There are many other opinions and ways to judge by other folks. Here is my personal perspective, which by no means is saying this is the end-all be-all method, but it is what works for me. One of the initial assessments I make when I see a bear is “does it look back?” So people say I’m crazy, but after watching hundreds of bears it has been a telltale sign in distinguishing between a boar and a sow and actually helps with judging the size. 90% of the time a sow will be looking over her shoulder, as do smaller boars; neither of which I want to take. When you see a bigger boar he very rarely will look back, if at all, because that is his domain and he’s the boss. If he does look over his shoulder it is to keep an eye out for a challenger.
Sows tend to have a round face and a cone shaped muzzle. They also have that teddy bear look. This is especially true with younger sows and even, to an extent, younger boars. Their hair is another telltale sign. If you see a bear’s hair blowing in the breeze, it is most likely a sow. A sow’s hair also tends to be longer than that of bigger boars. Sows tend to be lighter in color in most cases.
Body mass and shoulders is another good judge. This is much more noticeable in the spring, as opposed to the fall, when they are at their bulkiest. When they have used much of their fat reserves during hibernation their shoulder will be straight, per se, and not have the bodybuilder look as a mature boar will have. Sows also tend to have an overall appearance of being round with very short necks as opposed to a big boar being more elongated. Gate is another way to tell. Boars are more pigeon-toed and sows tend to stride more straight-on as a human would. The bigger the boar the more pronounced the pigeon toe walk will be.
Please watch the video and if you have any observations I would love to hear them. Bear are a continuous learning process and the more you know the better-equipped you are when you head into the field.
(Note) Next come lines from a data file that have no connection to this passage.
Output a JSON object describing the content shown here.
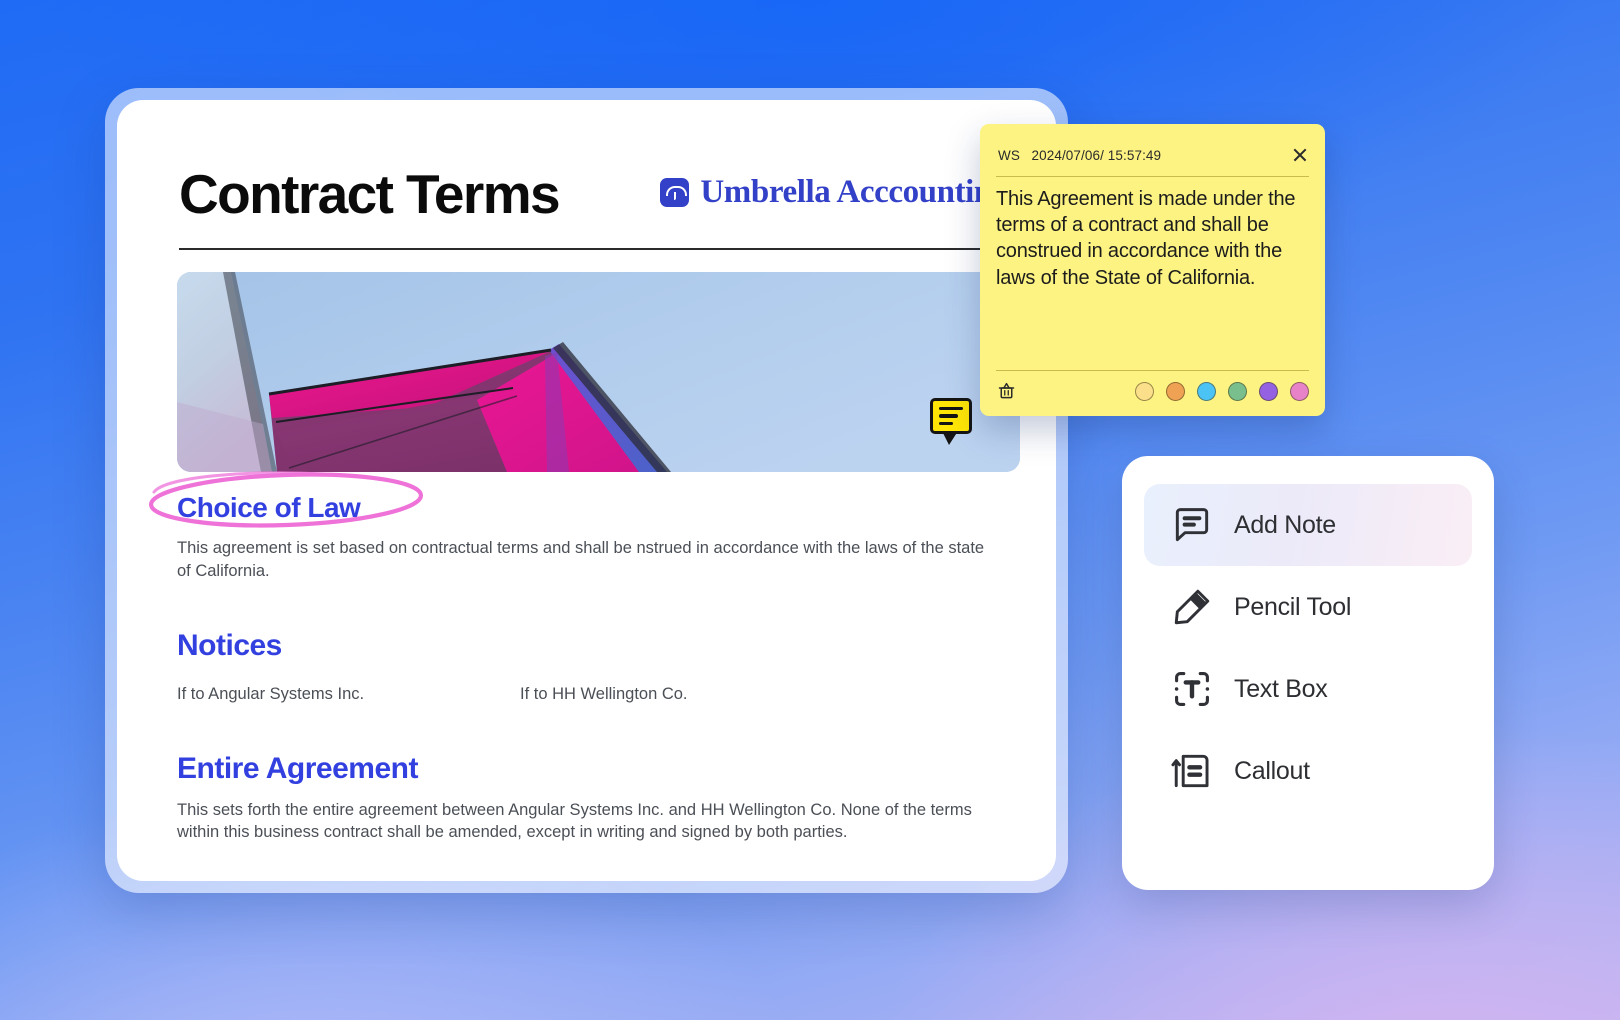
{
  "document": {
    "title": "Contract Terms",
    "brand": "Umbrella Acccounting",
    "brand_color": "#3340c8",
    "hero_pin_icon": "comment-icon",
    "sections": [
      {
        "heading": "Choice of Law",
        "annotation": "pink-ellipse-highlight",
        "body": "This agreement is set based on contractual terms and shall be nstrued in accordance with the laws of the state of California."
      },
      {
        "heading": "Notices",
        "col_left": "If to Angular Systems Inc.",
        "col_right": "If to HH Wellington Co."
      },
      {
        "heading": "Entire Agreement",
        "body": "This sets forth the entire agreement between Angular Systems Inc. and HH Wellington Co. None of the terms within this business contract shall be amended, except in writing and signed by both parties."
      }
    ],
    "heading_color": "#3340e0"
  },
  "sticky_note": {
    "author": "WS",
    "timestamp": "2024/07/06/ 15:57:49",
    "body": "This Agreement is made under the terms of a contract and shall be construed in accordance with the laws of the State of California.",
    "background": "#fcf382",
    "close_icon": "close-icon",
    "delete_icon": "trash-icon",
    "colors": [
      {
        "name": "yellow",
        "hex": "#fbdf8a"
      },
      {
        "name": "orange",
        "hex": "#efa254"
      },
      {
        "name": "blue",
        "hex": "#4cc3f5"
      },
      {
        "name": "green",
        "hex": "#78bf8d"
      },
      {
        "name": "purple",
        "hex": "#9461e3"
      },
      {
        "name": "pink",
        "hex": "#e782c8"
      }
    ]
  },
  "tool_panel": {
    "items": [
      {
        "label": "Add Note",
        "icon": "comment-icon",
        "active": true
      },
      {
        "label": "Pencil Tool",
        "icon": "pencil-icon",
        "active": false
      },
      {
        "label": "Text Box",
        "icon": "text-box-icon",
        "active": false
      },
      {
        "label": "Callout",
        "icon": "callout-icon",
        "active": false
      }
    ]
  }
}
I hope this helps a little. Please feel free to give me a call anytime if you have any questions on bears or just want to talk bear hunting. I can honestly say I would rather talk bears than eat! Best of luck on your next hunting adventure wherever it may be.